---------- Data provided ----------

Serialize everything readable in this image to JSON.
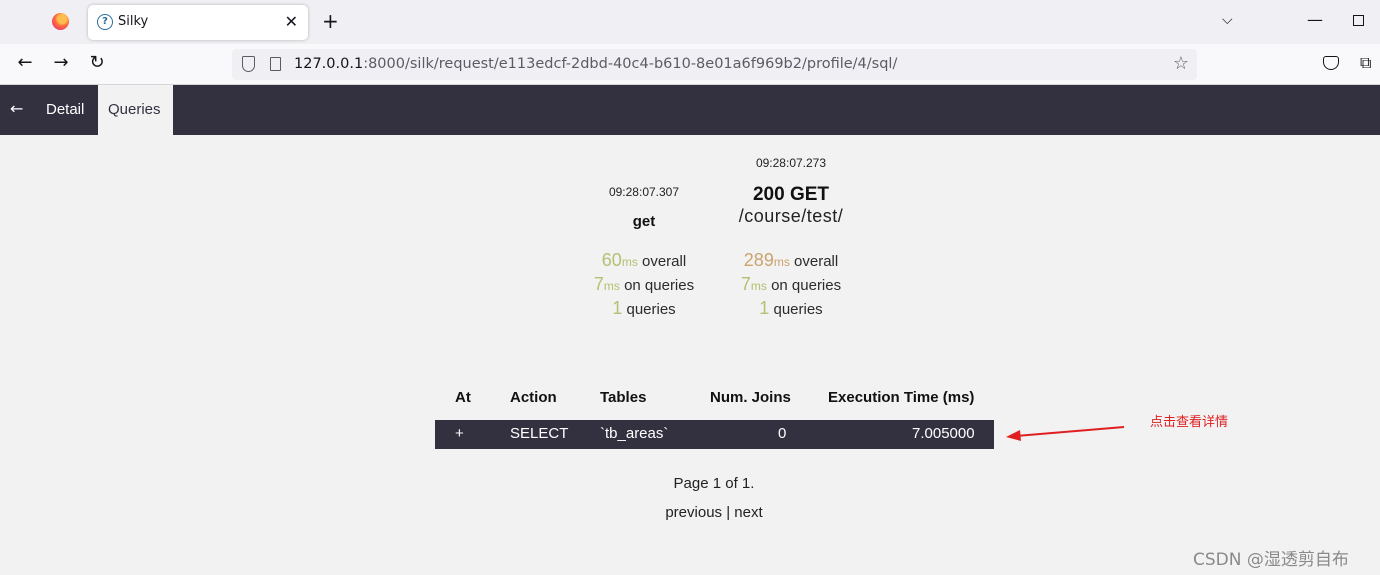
{
  "browser": {
    "tab_title": "Silky",
    "tab_close": "✕",
    "new_tab": "+",
    "tab_list": "⌵",
    "win_min": "—",
    "url_host": "127.0.0.1",
    "url_rest": ":8000/silk/request/e113edcf-2dbd-40c4-b610-8e01a6f969b2/profile/4/sql/",
    "back": "←",
    "forward": "→",
    "reload": "↻",
    "star": "☆",
    "extensions": "⧉"
  },
  "header": {
    "back_arrow": "←",
    "tabs": [
      {
        "label": "Detail"
      },
      {
        "label": "Queries"
      }
    ]
  },
  "profile": {
    "time": "09:28:07.307",
    "name": "get",
    "overall_ms": "60",
    "overall_label": "overall",
    "queries_ms": "7",
    "queries_label": "on queries",
    "num_queries": "1",
    "num_queries_label": "queries",
    "ms_unit": "ms"
  },
  "request": {
    "time": "09:28:07.273",
    "status_method": "200 GET",
    "path": "/course/test/",
    "overall_ms": "289",
    "overall_label": "overall",
    "queries_ms": "7",
    "queries_label": "on queries",
    "num_queries": "1",
    "num_queries_label": "queries",
    "ms_unit": "ms"
  },
  "table": {
    "headers": [
      "At",
      "Action",
      "Tables",
      "Num. Joins",
      "Execution Time (ms)"
    ],
    "rows": [
      {
        "at": "+",
        "action": "SELECT",
        "tables": "`tb_areas`",
        "joins": "0",
        "time": "7.005000"
      }
    ]
  },
  "pager": {
    "page_text": "Page 1 of 1.",
    "previous": "previous",
    "separator": "|",
    "next": "next"
  },
  "annotation": {
    "text": "点击查看详情",
    "color": "#e02020"
  },
  "watermark": "CSDN @湿透剪自布",
  "colors": {
    "header_bg": "#333140",
    "green_value": "#b5c071",
    "orange_value": "#cba36e"
  }
}
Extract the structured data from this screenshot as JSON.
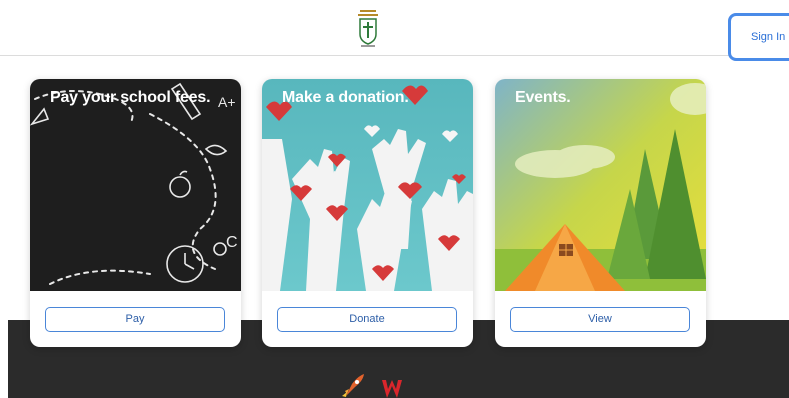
{
  "header": {
    "logo_icon": "school-crest-icon",
    "signin_label": "Sign In"
  },
  "cards": [
    {
      "title": "Pay your school fees.",
      "button_label": "Pay",
      "image": "chalkboard-illustration"
    },
    {
      "title": "Make a donation.",
      "button_label": "Donate",
      "image": "raised-hands-hearts-illustration"
    },
    {
      "title": "Events.",
      "button_label": "View",
      "image": "camping-tent-illustration"
    }
  ],
  "colors": {
    "accent": "#4a8be8",
    "footer": "#2b2b2b",
    "chalkboard": "#1e1e1e",
    "donation_bg": "#5fb8be",
    "heart": "#d63a3a"
  },
  "footer": {
    "icons": [
      "rocket-icon",
      "brand-w-icon"
    ]
  }
}
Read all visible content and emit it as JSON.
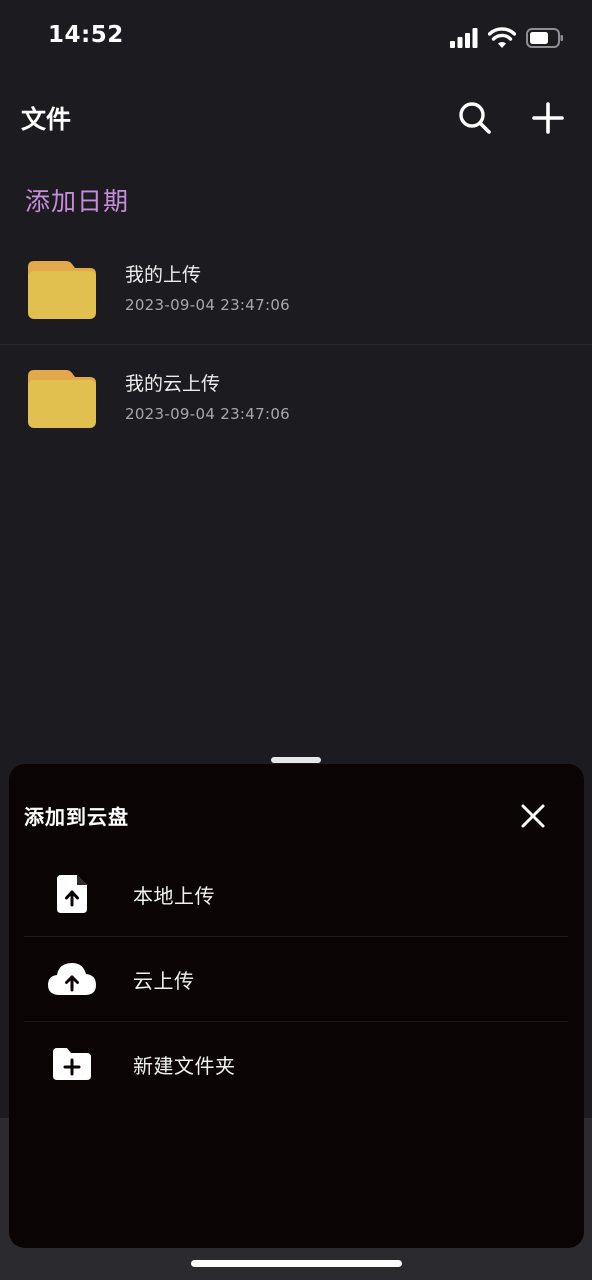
{
  "status_bar": {
    "time": "14:52"
  },
  "header": {
    "title": "文件"
  },
  "section": {
    "label": "添加日期"
  },
  "files": [
    {
      "name": "我的上传",
      "date": "2023-09-04 23:47:06"
    },
    {
      "name": "我的云上传",
      "date": "2023-09-04 23:47:06"
    }
  ],
  "sheet": {
    "title": "添加到云盘",
    "actions": [
      {
        "label": "本地上传",
        "icon": "file-upload-icon"
      },
      {
        "label": "云上传",
        "icon": "cloud-upload-icon"
      },
      {
        "label": "新建文件夹",
        "icon": "folder-add-icon"
      }
    ]
  },
  "colors": {
    "background": "#1c1b1f",
    "accent": "#c58ddb",
    "folder": "#e2c04f",
    "sheet_background": "#0b0405"
  }
}
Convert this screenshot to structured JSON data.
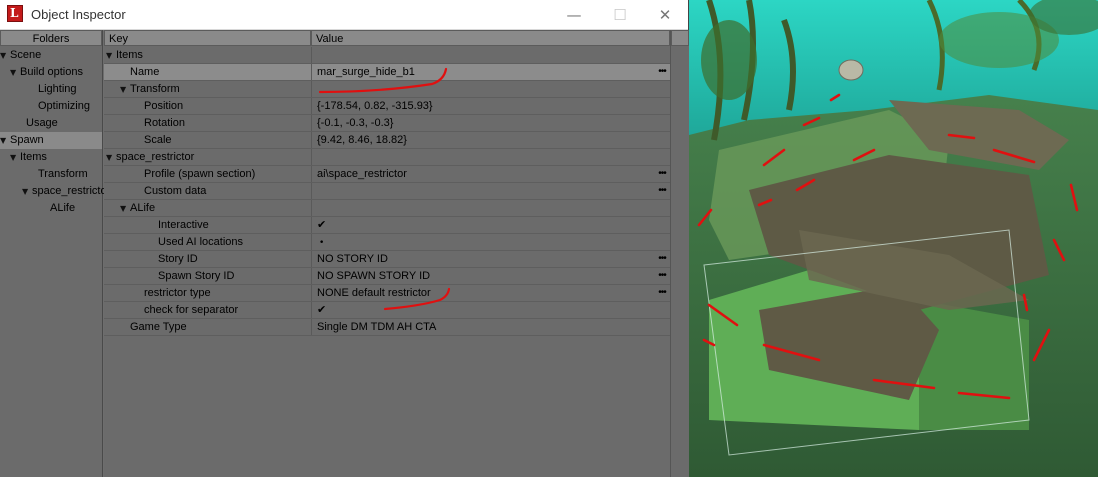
{
  "window": {
    "title": "Object Inspector",
    "app_icon_letter": "L",
    "minimize_glyph": "—",
    "maximize_glyph": "☐",
    "close_glyph": "✕"
  },
  "folders": {
    "header": "Folders",
    "items": [
      {
        "label": "Scene",
        "expander": "▼",
        "selected": false
      },
      {
        "label": "Build options",
        "expander": "▼",
        "selected": false
      },
      {
        "label": "Lighting",
        "expander": "",
        "selected": false
      },
      {
        "label": "Optimizing",
        "expander": "",
        "selected": false
      },
      {
        "label": "Usage",
        "expander": "",
        "selected": false
      },
      {
        "label": "Spawn",
        "expander": "▼",
        "selected": true
      },
      {
        "label": "Items",
        "expander": "▼",
        "selected": false
      },
      {
        "label": "Transform",
        "expander": "",
        "selected": false
      },
      {
        "label": "space_restrictor",
        "expander": "▼",
        "selected": false
      },
      {
        "label": "ALife",
        "expander": "",
        "selected": false
      }
    ]
  },
  "grid": {
    "header_key": "Key",
    "header_value": "Value",
    "rows": [
      {
        "key": "Items",
        "value": "",
        "expander": "▼",
        "dots": ""
      },
      {
        "key": "Name",
        "value": "mar_surge_hide_b1",
        "expander": "",
        "dots": "•••"
      },
      {
        "key": "Transform",
        "value": "",
        "expander": "▼",
        "dots": ""
      },
      {
        "key": "Position",
        "value": "{-178.54, 0.82, -315.93}",
        "expander": "",
        "dots": ""
      },
      {
        "key": "Rotation",
        "value": "{-0.1, -0.3, -0.3}",
        "expander": "",
        "dots": ""
      },
      {
        "key": "Scale",
        "value": "{9.42, 8.46, 18.82}",
        "expander": "",
        "dots": ""
      },
      {
        "key": "space_restrictor",
        "value": "",
        "expander": "▼",
        "dots": ""
      },
      {
        "key": "Profile (spawn section)",
        "value": "ai\\space_restrictor",
        "expander": "",
        "dots": "•••"
      },
      {
        "key": "Custom data",
        "value": "",
        "expander": "",
        "dots": "•••"
      },
      {
        "key": "ALife",
        "value": "",
        "expander": "▼",
        "dots": ""
      },
      {
        "key": "Interactive",
        "value": "✔",
        "expander": "",
        "dots": ""
      },
      {
        "key": "Used AI locations",
        "value": "•",
        "expander": "",
        "dots": ""
      },
      {
        "key": "Story ID",
        "value": "NO STORY ID",
        "expander": "",
        "dots": "•••"
      },
      {
        "key": "Spawn Story ID",
        "value": "NO SPAWN STORY ID",
        "expander": "",
        "dots": "•••"
      },
      {
        "key": "restrictor type",
        "value": "NONE default restrictor",
        "expander": "",
        "dots": "•••"
      },
      {
        "key": "check for separator",
        "value": "✔",
        "expander": "",
        "dots": ""
      },
      {
        "key": "Game Type",
        "value": "Single DM TDM AH CTA",
        "expander": "",
        "dots": ""
      }
    ]
  },
  "colors": {
    "panel": "#6b6b6b",
    "header": "#8a8a8a",
    "annotation_red": "#e01010",
    "viewport_sky": "#2bd0c0",
    "viewport_ground": "#5aa04a"
  }
}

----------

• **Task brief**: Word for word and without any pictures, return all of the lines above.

• **Output**:
Serialize everything readable in this image to JSON.
{
  "browser": {
    "tab_title": "Silky",
    "tab_close": "✕",
    "new_tab": "+",
    "tab_list": "⌵",
    "win_min": "—",
    "url_host": "127.0.0.1",
    "url_rest": ":8000/silk/request/e113edcf-2dbd-40c4-b610-8e01a6f969b2/profile/4/sql/",
    "back": "←",
    "forward": "→",
    "reload": "↻",
    "star": "☆",
    "extensions": "⧉"
  },
  "header": {
    "back_arrow": "←",
    "tabs": [
      {
        "label": "Detail"
      },
      {
        "label": "Queries"
      }
    ]
  },
  "profile": {
    "time": "09:28:07.307",
    "name": "get",
    "overall_ms": "60",
    "overall_label": "overall",
    "queries_ms": "7",
    "queries_label": "on queries",
    "num_queries": "1",
    "num_queries_label": "queries",
    "ms_unit": "ms"
  },
  "request": {
    "time": "09:28:07.273",
    "status_method": "200 GET",
    "path": "/course/test/",
    "overall_ms": "289",
    "overall_label": "overall",
    "queries_ms": "7",
    "queries_label": "on queries",
    "num_queries": "1",
    "num_queries_label": "queries",
    "ms_unit": "ms"
  },
  "table": {
    "headers": [
      "At",
      "Action",
      "Tables",
      "Num. Joins",
      "Execution Time (ms)"
    ],
    "rows": [
      {
        "at": "+",
        "action": "SELECT",
        "tables": "`tb_areas`",
        "joins": "0",
        "time": "7.005000"
      }
    ]
  },
  "pager": {
    "page_text": "Page 1 of 1.",
    "previous": "previous",
    "separator": "|",
    "next": "next"
  },
  "annotation": {
    "text": "点击查看详情",
    "color": "#e02020"
  },
  "watermark": "CSDN @湿透剪自布",
  "colors": {
    "header_bg": "#333140",
    "green_value": "#b5c071",
    "orange_value": "#cba36e"
  }
}
Extract the structured data from this screenshot as JSON.
{
  "header": {
    "logo_icon": "school-crest-icon",
    "signin_label": "Sign In"
  },
  "cards": [
    {
      "title": "Pay your school fees.",
      "button_label": "Pay",
      "image": "chalkboard-illustration"
    },
    {
      "title": "Make a donation.",
      "button_label": "Donate",
      "image": "raised-hands-hearts-illustration"
    },
    {
      "title": "Events.",
      "button_label": "View",
      "image": "camping-tent-illustration"
    }
  ],
  "colors": {
    "accent": "#4a8be8",
    "footer": "#2b2b2b",
    "chalkboard": "#1e1e1e",
    "donation_bg": "#5fb8be",
    "heart": "#d63a3a"
  },
  "footer": {
    "icons": [
      "rocket-icon",
      "brand-w-icon"
    ]
  }
}
Read all visible content and emit it as JSON.
{
  "status_bar": {
    "time": "14:52"
  },
  "header": {
    "title": "文件"
  },
  "section": {
    "label": "添加日期"
  },
  "files": [
    {
      "name": "我的上传",
      "date": "2023-09-04 23:47:06"
    },
    {
      "name": "我的云上传",
      "date": "2023-09-04 23:47:06"
    }
  ],
  "sheet": {
    "title": "添加到云盘",
    "actions": [
      {
        "label": "本地上传",
        "icon": "file-upload-icon"
      },
      {
        "label": "云上传",
        "icon": "cloud-upload-icon"
      },
      {
        "label": "新建文件夹",
        "icon": "folder-add-icon"
      }
    ]
  },
  "colors": {
    "background": "#1c1b1f",
    "accent": "#c58ddb",
    "folder": "#e2c04f",
    "sheet_background": "#0b0405"
  }
}
Convert this screenshot to structured JSON data.
{
  "window": {
    "title": "Object Inspector",
    "app_icon_letter": "L",
    "minimize_glyph": "—",
    "maximize_glyph": "☐",
    "close_glyph": "✕"
  },
  "folders": {
    "header": "Folders",
    "items": [
      {
        "label": "Scene",
        "expander": "▼",
        "selected": false
      },
      {
        "label": "Build options",
        "expander": "▼",
        "selected": false
      },
      {
        "label": "Lighting",
        "expander": "",
        "selected": false
      },
      {
        "label": "Optimizing",
        "expander": "",
        "selected": false
      },
      {
        "label": "Usage",
        "expander": "",
        "selected": false
      },
      {
        "label": "Spawn",
        "expander": "▼",
        "selected": true
      },
      {
        "label": "Items",
        "expander": "▼",
        "selected": false
      },
      {
        "label": "Transform",
        "expander": "",
        "selected": false
      },
      {
        "label": "space_restrictor",
        "expander": "▼",
        "selected": false
      },
      {
        "label": "ALife",
        "expander": "",
        "selected": false
      }
    ]
  },
  "grid": {
    "header_key": "Key",
    "header_value": "Value",
    "rows": [
      {
        "key": "Items",
        "value": "",
        "expander": "▼",
        "dots": ""
      },
      {
        "key": "Name",
        "value": "mar_surge_hide_b1",
        "expander": "",
        "dots": "•••"
      },
      {
        "key": "Transform",
        "value": "",
        "expander": "▼",
        "dots": ""
      },
      {
        "key": "Position",
        "value": "{-178.54, 0.82, -315.93}",
        "expander": "",
        "dots": ""
      },
      {
        "key": "Rotation",
        "value": "{-0.1, -0.3, -0.3}",
        "expander": "",
        "dots": ""
      },
      {
        "key": "Scale",
        "value": "{9.42, 8.46, 18.82}",
        "expander": "",
        "dots": ""
      },
      {
        "key": "space_restrictor",
        "value": "",
        "expander": "▼",
        "dots": ""
      },
      {
        "key": "Profile (spawn section)",
        "value": "ai\\space_restrictor",
        "expander": "",
        "dots": "•••"
      },
      {
        "key": "Custom data",
        "value": "",
        "expander": "",
        "dots": "•••"
      },
      {
        "key": "ALife",
        "value": "",
        "expander": "▼",
        "dots": ""
      },
      {
        "key": "Interactive",
        "value": "✔",
        "expander": "",
        "dots": ""
      },
      {
        "key": "Used AI locations",
        "value": "•",
        "expander": "",
        "dots": ""
      },
      {
        "key": "Story ID",
        "value": "NO STORY ID",
        "expander": "",
        "dots": "•••"
      },
      {
        "key": "Spawn Story ID",
        "value": "NO SPAWN STORY ID",
        "expander": "",
        "dots": "•••"
      },
      {
        "key": "restrictor type",
        "value": "NONE default restrictor",
        "expander": "",
        "dots": "•••"
      },
      {
        "key": "check for separator",
        "value": "✔",
        "expander": "",
        "dots": ""
      },
      {
        "key": "Game Type",
        "value": "Single DM TDM AH CTA",
        "expander": "",
        "dots": ""
      }
    ]
  },
  "colors": {
    "panel": "#6b6b6b",
    "header": "#8a8a8a",
    "annotation_red": "#e01010",
    "viewport_sky": "#2bd0c0",
    "viewport_ground": "#5aa04a"
  }
}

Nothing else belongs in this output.